Sign up for GZERO's daily newsletter

{{ subpage.title }}

A supporter of former President Luiz Inacio Lula da Silva reacts as people gather after polling stations were closed in the presidential election in Sao Paulo, Brazil.

REUTERS/Amanda Perobelli

What We're Watching: Brazilian runoff, Burkina Faso coup 2.0, Ukraine's response to Russian annexations

Lula’s bittersweet first-round win

Left-wing former President Luiz Inácio "Lula" da Silva won the first round of Brazil's presidential election on Sunday but fell short of the outright majority needed to avoid an Oct. 30 runoff that might now be tighter than expected.

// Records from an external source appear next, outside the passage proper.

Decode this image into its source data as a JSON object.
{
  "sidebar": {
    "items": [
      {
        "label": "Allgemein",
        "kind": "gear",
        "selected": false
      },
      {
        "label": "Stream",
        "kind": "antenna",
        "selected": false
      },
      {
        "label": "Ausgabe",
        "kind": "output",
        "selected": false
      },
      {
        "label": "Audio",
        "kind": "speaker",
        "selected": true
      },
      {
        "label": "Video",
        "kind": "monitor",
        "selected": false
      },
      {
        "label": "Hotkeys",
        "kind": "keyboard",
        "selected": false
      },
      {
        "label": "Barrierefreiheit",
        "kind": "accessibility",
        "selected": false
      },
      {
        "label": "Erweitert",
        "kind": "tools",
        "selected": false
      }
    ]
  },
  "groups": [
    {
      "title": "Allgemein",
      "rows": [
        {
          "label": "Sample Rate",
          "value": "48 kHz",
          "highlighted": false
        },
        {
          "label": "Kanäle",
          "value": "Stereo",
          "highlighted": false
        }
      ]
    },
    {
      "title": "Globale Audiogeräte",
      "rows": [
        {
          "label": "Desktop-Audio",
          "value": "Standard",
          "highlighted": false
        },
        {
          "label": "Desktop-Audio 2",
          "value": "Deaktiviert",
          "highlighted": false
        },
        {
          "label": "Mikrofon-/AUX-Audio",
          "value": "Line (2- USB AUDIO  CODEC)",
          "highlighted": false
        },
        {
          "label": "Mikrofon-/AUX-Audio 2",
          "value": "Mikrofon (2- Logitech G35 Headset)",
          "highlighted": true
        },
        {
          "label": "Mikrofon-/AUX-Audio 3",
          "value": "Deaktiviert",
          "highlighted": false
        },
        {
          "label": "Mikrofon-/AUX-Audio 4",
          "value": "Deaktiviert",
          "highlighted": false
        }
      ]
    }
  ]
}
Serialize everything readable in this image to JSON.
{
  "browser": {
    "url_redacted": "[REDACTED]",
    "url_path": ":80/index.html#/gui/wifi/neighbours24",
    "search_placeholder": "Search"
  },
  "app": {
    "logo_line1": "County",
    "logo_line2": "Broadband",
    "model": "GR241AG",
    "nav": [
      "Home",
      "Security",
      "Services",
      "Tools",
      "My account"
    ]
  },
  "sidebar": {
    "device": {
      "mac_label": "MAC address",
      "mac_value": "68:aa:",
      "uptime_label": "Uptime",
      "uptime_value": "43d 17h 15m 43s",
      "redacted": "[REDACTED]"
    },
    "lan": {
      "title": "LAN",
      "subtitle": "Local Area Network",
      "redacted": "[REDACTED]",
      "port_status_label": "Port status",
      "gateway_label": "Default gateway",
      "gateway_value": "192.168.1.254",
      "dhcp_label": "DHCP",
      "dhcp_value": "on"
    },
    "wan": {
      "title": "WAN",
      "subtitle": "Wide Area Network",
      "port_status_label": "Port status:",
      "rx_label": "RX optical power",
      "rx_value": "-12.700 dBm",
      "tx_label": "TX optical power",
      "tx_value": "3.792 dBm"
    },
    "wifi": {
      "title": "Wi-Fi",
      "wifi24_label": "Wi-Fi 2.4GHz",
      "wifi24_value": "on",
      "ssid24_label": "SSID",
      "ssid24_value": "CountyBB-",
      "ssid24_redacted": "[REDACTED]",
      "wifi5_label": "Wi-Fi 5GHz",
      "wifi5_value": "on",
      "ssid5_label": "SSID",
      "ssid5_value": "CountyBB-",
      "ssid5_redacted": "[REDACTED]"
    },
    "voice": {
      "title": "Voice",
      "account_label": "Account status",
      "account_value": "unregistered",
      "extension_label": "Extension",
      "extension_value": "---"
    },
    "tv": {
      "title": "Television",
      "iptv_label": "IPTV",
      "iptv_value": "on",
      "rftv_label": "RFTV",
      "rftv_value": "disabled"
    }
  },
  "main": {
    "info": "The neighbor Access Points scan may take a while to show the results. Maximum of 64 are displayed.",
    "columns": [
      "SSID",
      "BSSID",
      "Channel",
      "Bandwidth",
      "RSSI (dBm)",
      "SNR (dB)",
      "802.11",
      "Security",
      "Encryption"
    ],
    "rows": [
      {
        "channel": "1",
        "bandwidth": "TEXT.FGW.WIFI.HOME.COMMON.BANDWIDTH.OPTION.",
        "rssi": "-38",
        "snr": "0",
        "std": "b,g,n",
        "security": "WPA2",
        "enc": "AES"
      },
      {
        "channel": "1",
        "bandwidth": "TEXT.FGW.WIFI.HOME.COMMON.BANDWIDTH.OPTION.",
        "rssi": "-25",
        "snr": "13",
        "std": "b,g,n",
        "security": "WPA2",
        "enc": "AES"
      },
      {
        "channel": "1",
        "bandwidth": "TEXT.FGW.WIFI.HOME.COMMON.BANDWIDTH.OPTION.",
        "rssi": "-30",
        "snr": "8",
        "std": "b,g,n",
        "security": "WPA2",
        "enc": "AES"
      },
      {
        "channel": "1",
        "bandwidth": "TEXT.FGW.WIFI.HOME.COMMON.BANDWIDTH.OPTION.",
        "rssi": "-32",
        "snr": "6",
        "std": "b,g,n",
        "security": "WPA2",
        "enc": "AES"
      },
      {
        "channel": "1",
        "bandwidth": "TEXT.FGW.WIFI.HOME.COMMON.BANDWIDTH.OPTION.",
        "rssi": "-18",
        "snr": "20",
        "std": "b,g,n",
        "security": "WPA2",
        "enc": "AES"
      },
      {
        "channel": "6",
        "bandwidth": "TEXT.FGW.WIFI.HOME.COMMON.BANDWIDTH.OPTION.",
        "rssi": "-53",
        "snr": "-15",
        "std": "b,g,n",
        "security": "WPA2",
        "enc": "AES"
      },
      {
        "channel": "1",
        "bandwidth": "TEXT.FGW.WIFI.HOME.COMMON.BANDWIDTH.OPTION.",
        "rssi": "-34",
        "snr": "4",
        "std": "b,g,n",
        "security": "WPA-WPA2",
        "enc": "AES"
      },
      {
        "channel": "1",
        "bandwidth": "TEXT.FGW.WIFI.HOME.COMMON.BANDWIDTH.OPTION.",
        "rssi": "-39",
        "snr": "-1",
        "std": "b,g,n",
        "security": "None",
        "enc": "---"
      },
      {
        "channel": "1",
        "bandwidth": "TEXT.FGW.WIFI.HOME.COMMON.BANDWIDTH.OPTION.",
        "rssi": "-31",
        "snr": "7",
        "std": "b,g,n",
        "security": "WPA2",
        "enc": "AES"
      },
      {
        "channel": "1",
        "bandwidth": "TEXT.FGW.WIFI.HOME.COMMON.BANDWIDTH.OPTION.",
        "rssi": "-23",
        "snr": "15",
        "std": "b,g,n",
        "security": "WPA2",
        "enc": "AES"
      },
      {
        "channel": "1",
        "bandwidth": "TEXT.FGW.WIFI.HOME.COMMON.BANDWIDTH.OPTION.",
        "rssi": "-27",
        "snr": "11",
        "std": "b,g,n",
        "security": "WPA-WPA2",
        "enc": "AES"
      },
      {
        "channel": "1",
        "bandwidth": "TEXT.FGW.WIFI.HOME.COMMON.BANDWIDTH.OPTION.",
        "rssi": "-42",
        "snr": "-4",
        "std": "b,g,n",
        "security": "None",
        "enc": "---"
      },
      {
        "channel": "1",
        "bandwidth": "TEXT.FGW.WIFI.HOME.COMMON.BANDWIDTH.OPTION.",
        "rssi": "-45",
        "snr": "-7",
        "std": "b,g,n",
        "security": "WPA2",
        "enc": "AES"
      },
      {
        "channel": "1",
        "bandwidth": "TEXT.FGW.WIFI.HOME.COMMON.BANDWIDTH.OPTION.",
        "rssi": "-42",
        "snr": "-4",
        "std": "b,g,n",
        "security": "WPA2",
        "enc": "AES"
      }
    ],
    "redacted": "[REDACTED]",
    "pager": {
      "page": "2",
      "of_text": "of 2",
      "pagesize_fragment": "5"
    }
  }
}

With almost 97% of the ballots counted, Lula got 47.9% of the vote, 4.2 percentage points more than his nemesis: the far-right incumbent President Jair Bolsonaro. Although Lula is still favored to also win in the second round, the result is good news for Bolsonaro because he outperformed the polls, which had him trailing Lula by a wide margin and led many to believe his rival could win it all in the first round. Some experts think that Bolsonaro is consistently underestimated because many Brazilians are hesitant to admit they vote for him — a theory pollsters deny. Lula's narrower-than-expected victory might give Bolsonaro even more fodder to claim that the surveys are rigged against him. Brazil's president has spent months firing up his base with baseless doubts about the integrity of the election process, and no one would be surprised if he tries to pull a 6 de Janeiro if he loses the runoff.

Read more Show less

Junta announces on TV it has taken power in Burkina Faso.

RTB/Handout via EYEPRESS

West Africa needs a fresh approach to democracy

A recent string of coups in West Africa has sent a troubling sign about the health of democracy in the region. Can anything be done to reduce the likelihood of future military takeovers? According to Amaka Anku, head of Eurasia Group’s Africa practice, the situation requires new approaches to governance and institution-building. We sat down with Amaka to learn more about her views.

Read more Show less

A group of military widows in Mali show their support for the armed forces during a demonstration.

Nicolas Remene/Le Pictorium/Cover Images

Why West Africa might see more coups

Guinea-Bissau had a failed coup attempt on Tuesday, less than two weeks after the military seized power in nearby Burkina Faso. In just a year and a half, West Africa has seen four successful coups and two failed bids.

While we’ve been seeing fewer armed takeovers of governments in the region in recent years, West Africa was once known as the continent’s “coup belt.” Do recent rumblings signal a comeback for military coups in the region?

Here are three reasons why more might be on the way.

Read more Show less

Subscribe to our free newsletter, GZERO Daily

Latest